Find every line in the entries that holds the string "Save" and report it.

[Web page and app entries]

BEGIN

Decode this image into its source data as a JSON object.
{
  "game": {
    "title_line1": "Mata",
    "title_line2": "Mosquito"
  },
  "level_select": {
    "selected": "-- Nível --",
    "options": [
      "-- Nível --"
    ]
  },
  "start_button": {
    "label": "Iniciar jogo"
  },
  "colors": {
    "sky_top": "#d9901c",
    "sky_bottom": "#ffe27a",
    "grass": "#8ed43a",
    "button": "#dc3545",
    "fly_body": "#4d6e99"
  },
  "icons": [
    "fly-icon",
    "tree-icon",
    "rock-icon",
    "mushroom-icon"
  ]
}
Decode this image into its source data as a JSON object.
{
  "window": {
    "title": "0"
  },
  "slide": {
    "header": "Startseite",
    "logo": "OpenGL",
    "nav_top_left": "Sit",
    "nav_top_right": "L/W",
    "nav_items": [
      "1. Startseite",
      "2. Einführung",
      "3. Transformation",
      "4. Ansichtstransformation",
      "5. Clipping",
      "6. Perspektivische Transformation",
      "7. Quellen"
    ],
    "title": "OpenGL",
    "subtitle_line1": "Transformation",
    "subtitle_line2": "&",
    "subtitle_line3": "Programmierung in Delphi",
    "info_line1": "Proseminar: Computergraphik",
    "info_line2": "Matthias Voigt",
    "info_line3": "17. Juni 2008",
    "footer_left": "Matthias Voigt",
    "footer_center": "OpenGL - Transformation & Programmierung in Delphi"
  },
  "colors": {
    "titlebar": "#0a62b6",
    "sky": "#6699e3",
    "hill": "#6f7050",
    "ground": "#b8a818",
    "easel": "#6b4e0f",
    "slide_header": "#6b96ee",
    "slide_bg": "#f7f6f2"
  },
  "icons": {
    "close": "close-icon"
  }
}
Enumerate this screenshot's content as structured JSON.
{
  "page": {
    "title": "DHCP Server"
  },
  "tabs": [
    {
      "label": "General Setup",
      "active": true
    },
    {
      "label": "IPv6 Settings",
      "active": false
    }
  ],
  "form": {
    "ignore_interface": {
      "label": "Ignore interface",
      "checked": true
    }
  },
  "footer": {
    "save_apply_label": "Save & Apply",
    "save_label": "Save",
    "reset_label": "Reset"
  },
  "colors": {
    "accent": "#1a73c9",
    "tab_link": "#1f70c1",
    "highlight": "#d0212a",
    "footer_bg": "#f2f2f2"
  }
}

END
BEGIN

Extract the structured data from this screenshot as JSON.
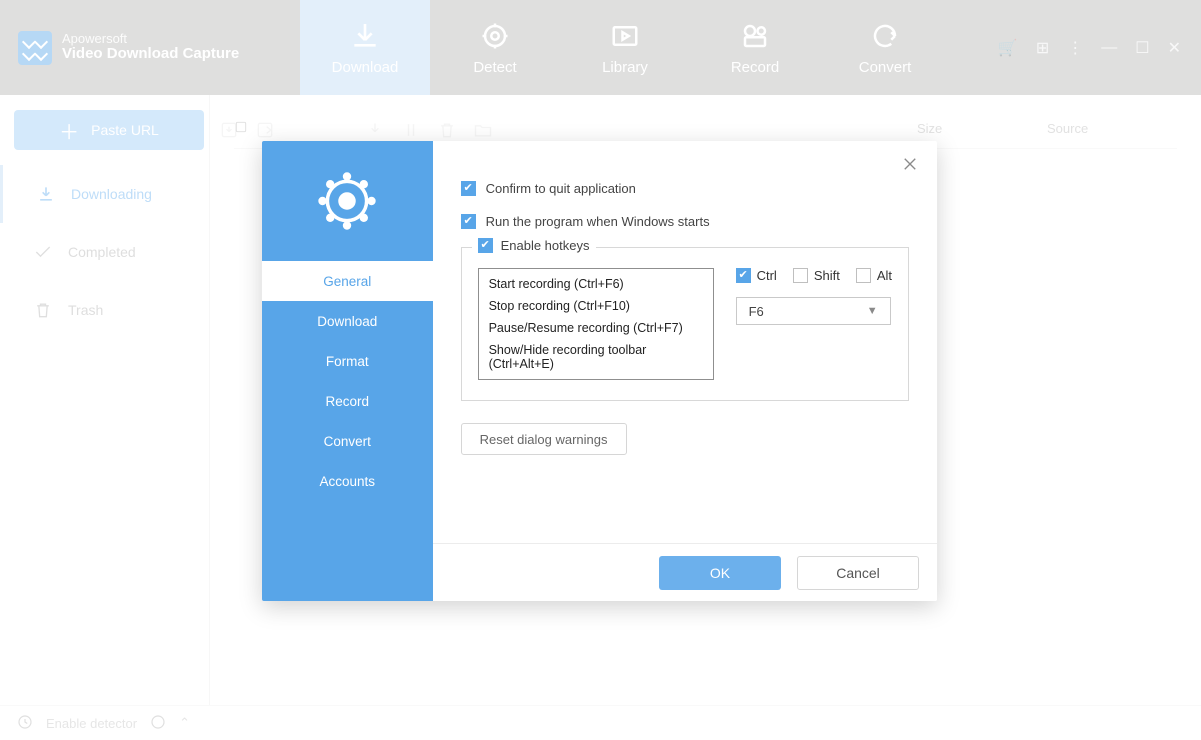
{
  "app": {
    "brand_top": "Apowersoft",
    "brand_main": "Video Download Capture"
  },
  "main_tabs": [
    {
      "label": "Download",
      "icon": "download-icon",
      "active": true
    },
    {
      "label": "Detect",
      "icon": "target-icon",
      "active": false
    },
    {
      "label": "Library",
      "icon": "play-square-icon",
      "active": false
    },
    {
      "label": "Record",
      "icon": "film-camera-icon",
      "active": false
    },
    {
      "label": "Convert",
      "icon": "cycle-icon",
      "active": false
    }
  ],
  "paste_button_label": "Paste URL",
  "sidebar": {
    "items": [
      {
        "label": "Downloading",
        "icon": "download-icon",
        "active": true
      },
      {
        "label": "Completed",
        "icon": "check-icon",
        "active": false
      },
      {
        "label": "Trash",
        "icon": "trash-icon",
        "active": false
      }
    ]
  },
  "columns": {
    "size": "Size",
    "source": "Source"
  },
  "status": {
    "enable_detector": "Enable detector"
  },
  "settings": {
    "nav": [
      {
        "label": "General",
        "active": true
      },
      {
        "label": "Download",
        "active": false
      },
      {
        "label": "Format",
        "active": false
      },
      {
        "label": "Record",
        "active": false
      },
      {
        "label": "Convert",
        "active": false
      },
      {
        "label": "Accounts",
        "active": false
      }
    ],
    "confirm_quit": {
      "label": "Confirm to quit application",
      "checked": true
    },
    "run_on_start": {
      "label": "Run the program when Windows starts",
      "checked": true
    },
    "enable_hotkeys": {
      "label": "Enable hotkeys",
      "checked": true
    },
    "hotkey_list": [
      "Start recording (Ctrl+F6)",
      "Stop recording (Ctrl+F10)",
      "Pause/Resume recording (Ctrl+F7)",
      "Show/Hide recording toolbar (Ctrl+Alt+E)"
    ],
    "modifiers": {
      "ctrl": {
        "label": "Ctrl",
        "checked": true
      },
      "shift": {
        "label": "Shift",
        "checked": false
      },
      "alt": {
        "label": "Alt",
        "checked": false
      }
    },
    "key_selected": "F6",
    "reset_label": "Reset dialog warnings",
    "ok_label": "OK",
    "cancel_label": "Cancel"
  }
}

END

◆ WRITTEN REPLY ◆
    "save_apply_label": "Save & Apply",
    "save_label": "Save",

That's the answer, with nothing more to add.